The Western Breach is the most dramatic of the gaps in the outer, Kibo Crater (1 by 1.5 miles (1.9 by 2.7km)) where the walls have been breached by lava flows. Many climbers used to summit each year through this breach, but the route has been closed since 2006 due to a rockfall that killed four climbers. Uhuru is directly under that middle cloud (the one that looks like a boxing snowman), and the Western Breach goes up somewhere between the taller rim on the left, and the Uhuru ridge in the center.
I took Wayno some supper so he could stay warm in bed, then hung out in the mess tent with some of the others. Obviously, making it to this milestone altitude, and with the goal clearly within our sights for the first time, talk was even more focussed. F-Doug: "If Wilson says pole pole will get me to the top, then I'm f%&king going pole pole."

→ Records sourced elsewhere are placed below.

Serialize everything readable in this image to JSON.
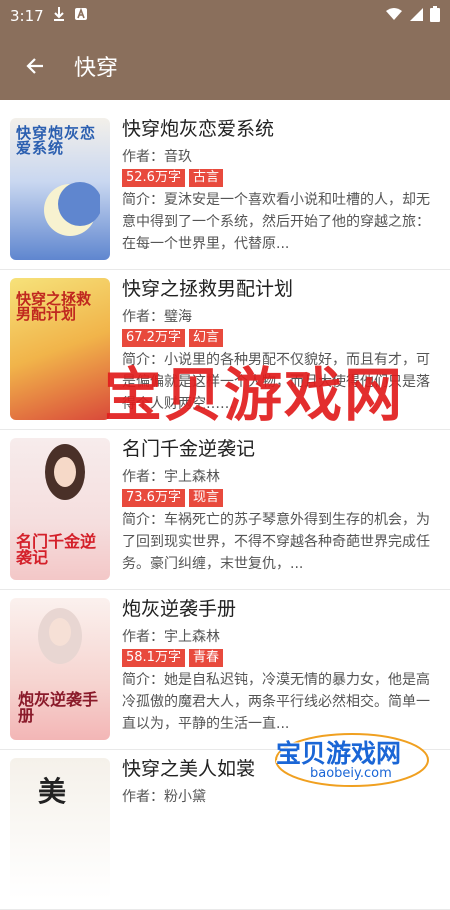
{
  "status": {
    "time": "3:17"
  },
  "header": {
    "title": "快穿"
  },
  "books": [
    {
      "title": "快穿炮灰恋爱系统",
      "author_label": "作者：音玖",
      "words": "52.6万字",
      "genre": "古言",
      "intro": "简介：夏沐安是一个喜欢看小说和吐槽的人，却无意中得到了一个系统，然后开始了他的穿越之旅：在每一个世界里，代替原..."
    },
    {
      "title": "快穿之拯救男配计划",
      "author_label": "作者：璧海",
      "words": "67.2万字",
      "genre": "幻言",
      "intro": "简介：小说里的各种男配不仅貌好，而且有才，可是偏偏就是这样一个人物，而且大使得他们只是落得个人财两空……"
    },
    {
      "title": "名门千金逆袭记",
      "author_label": "作者：宇上森林",
      "words": "73.6万字",
      "genre": "现言",
      "intro": "简介：车祸死亡的苏子琴意外得到生存的机会，为了回到现实世界，不得不穿越各种奇葩世界完成任务。豪门纠缠，末世复仇，..."
    },
    {
      "title": "炮灰逆袭手册",
      "author_label": "作者：宇上森林",
      "words": "58.1万字",
      "genre": "青春",
      "intro": "简介：她是自私迟钝，冷漠无情的暴力女，他是高冷孤傲的魔君大人，两条平行线必然相交。简单一直以为，平静的生活一直..."
    },
    {
      "title": "快穿之美人如裳",
      "author_label": "作者：粉小黛",
      "words": "",
      "genre": "",
      "intro": ""
    }
  ],
  "covers": [
    {
      "text": "快穿炮灰恋爱系统",
      "colors": [
        "#f3f0ea",
        "#5f86cf"
      ]
    },
    {
      "text": "快穿之拯救男配计划",
      "colors": [
        "#f6e27a",
        "#d9493a"
      ]
    },
    {
      "text": "名门千金逆袭记",
      "colors": [
        "#f7ecec",
        "#f3c7c7"
      ]
    },
    {
      "text": "炮灰逆袭手册",
      "colors": [
        "#fbf1ee",
        "#f3b6b6"
      ]
    },
    {
      "text": "美",
      "colors": [
        "#f5f1ea",
        "#ffffff"
      ]
    }
  ],
  "watermark": {
    "center_text": "宝贝游戏网",
    "logo_text": "宝贝游戏网",
    "logo_domain": "baobeiy.com"
  },
  "colors": {
    "app_bar": "#8a6f5c",
    "tag": "#e84a3d"
  }
}
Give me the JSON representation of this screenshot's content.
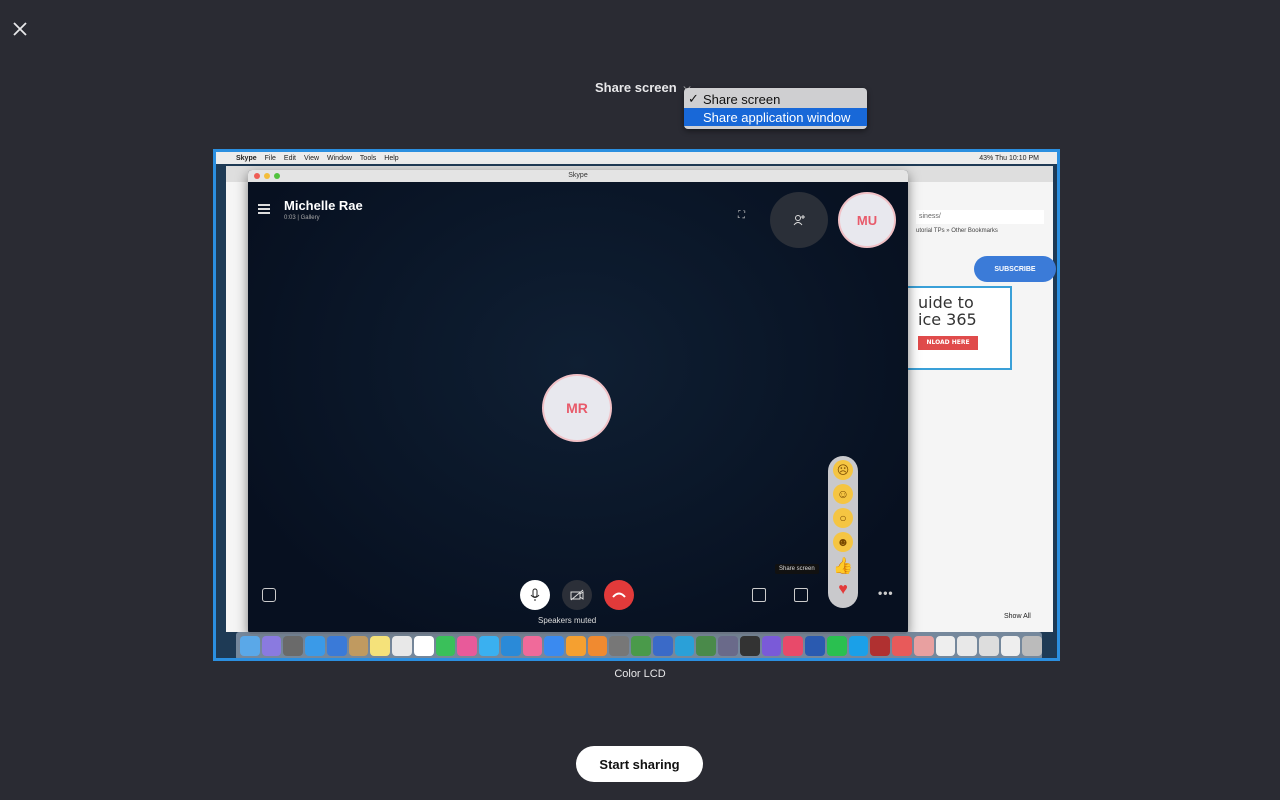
{
  "share_mode": {
    "label": "Share screen",
    "options": [
      {
        "label": "Share screen",
        "checked": true
      },
      {
        "label": "Share application window",
        "highlighted": true
      }
    ]
  },
  "preview": {
    "caption": "Color LCD",
    "mac_menu": {
      "apple": "",
      "app": "Skype",
      "items": [
        "File",
        "Edit",
        "View",
        "Window",
        "Tools",
        "Help"
      ],
      "status_right": "43%  Thu 10:10 PM"
    },
    "skype_window": {
      "title": "Skype",
      "caller_name": "Michelle Rae",
      "caller_sub": "0:03 | Gallery",
      "self_initials": "MU",
      "caller_initials": "MR",
      "tooltip": "Share screen",
      "status": "Speakers muted",
      "more": "•••"
    },
    "browser": {
      "address": "siness/",
      "bookmarks": "utorial TPs  »   Other Bookmarks",
      "subscribe": "SUBSCRIBE",
      "ad_line1": "uide to",
      "ad_line2": "ice 365",
      "ad_button": "NLOAD HERE",
      "show_all": "Show All"
    }
  },
  "start_button": "Start sharing",
  "colors": {
    "background": "#2a2b33",
    "accent": "#2b8fe0",
    "highlight": "#1868d8",
    "hangup": "#e23a3a"
  }
}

We talked to Nick about his continuing struggles. "It's easy to give up. It's really hard being last all the time." A touching observation, but he also knew that he would not want us all to walk at his pace, that he had turned down numerous offers to help carry his load, and that any one of us, and all of us, would do whatever it took to get him to the top. But the bottom line was, as "the-five" had discussed before setting off, being last was nothing in comparison to being responsible for the team failing. We were much more comfortable knowing we could, and should, give up as an individual while the team kept going. Without this escape clause we might be tempted to take dangerous (which here means potententially life-threatening) risks. So last home each night, but still home, needed to be okay. We were with him every step of the way.
Proceed steadily upward over expansive idgelines of high desert to our camp set in a striking spot near Lava Tower. You can test your ardor this afternoon or tomorrow morning by climbing to the top of Lava Tower for spectacular panoramas.
Copyright © 2010 Richard Thomson